Items listed in a dataset
▼
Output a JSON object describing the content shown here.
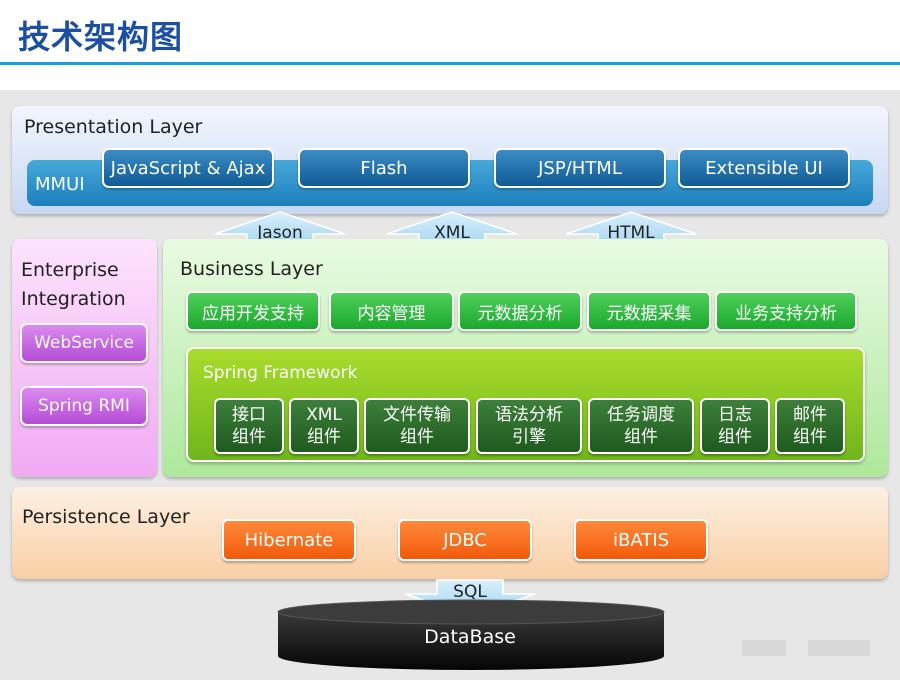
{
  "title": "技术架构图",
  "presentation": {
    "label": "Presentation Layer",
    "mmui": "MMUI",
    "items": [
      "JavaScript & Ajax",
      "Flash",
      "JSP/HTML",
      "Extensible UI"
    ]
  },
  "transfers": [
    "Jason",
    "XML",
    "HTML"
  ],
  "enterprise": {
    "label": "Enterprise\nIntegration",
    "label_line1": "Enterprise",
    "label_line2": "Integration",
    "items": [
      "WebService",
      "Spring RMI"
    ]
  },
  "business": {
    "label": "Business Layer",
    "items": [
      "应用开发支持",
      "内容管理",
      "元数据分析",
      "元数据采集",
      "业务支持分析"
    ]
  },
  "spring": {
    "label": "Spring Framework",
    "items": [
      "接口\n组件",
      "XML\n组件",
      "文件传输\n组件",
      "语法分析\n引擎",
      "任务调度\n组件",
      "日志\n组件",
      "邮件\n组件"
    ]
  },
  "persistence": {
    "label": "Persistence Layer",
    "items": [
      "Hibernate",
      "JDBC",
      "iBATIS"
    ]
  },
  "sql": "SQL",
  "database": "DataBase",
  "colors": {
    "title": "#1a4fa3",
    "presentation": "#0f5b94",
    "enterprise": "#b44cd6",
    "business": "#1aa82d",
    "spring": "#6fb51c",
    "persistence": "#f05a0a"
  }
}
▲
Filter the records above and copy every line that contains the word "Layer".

- _Answer to the exercise_:
    "label": "Presentation Layer",
    "label": "Business Layer",
    "label": "Persistence Layer",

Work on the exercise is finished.